§ Your goal:
Copy, from the entries below, each line where the word "дней" can be found.

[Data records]
****
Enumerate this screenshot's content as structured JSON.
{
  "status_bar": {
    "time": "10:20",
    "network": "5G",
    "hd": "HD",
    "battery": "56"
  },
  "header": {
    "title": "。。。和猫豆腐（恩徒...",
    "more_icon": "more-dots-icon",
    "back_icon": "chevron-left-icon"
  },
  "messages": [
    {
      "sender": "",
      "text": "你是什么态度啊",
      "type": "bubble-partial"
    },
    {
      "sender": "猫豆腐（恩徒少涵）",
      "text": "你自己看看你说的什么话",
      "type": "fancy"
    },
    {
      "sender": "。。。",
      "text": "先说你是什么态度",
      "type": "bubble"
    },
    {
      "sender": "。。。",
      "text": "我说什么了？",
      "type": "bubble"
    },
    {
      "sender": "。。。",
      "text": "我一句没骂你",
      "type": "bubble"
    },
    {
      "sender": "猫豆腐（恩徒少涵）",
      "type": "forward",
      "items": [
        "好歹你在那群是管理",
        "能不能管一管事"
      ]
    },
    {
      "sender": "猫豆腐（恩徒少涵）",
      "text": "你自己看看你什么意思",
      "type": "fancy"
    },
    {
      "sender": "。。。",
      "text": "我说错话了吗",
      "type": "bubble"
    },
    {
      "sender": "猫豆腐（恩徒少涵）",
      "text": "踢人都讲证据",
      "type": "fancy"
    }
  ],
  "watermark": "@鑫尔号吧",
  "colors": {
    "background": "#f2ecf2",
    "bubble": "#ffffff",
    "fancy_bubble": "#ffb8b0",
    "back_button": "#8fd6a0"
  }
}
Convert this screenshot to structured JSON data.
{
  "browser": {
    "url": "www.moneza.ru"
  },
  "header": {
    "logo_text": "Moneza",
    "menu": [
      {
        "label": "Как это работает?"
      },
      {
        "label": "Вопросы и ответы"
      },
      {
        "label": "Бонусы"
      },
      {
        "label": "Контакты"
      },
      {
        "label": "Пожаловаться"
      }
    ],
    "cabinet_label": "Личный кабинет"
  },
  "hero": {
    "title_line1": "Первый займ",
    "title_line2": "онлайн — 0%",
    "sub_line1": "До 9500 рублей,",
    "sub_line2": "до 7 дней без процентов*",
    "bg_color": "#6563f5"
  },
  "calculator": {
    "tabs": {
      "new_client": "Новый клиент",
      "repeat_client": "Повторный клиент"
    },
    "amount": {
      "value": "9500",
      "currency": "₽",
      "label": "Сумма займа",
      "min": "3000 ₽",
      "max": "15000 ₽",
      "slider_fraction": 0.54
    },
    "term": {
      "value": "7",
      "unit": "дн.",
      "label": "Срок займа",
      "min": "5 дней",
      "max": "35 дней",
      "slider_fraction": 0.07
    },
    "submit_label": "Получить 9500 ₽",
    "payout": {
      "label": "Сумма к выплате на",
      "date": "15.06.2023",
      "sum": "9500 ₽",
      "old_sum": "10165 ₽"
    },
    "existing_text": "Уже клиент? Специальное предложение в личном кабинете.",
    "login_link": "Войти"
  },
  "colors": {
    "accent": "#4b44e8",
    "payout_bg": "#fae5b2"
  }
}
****
§ Result:
    "sub_line2": "до 7 дней без процентов*",
      "min": "5 дней",
      "max": "35 дней",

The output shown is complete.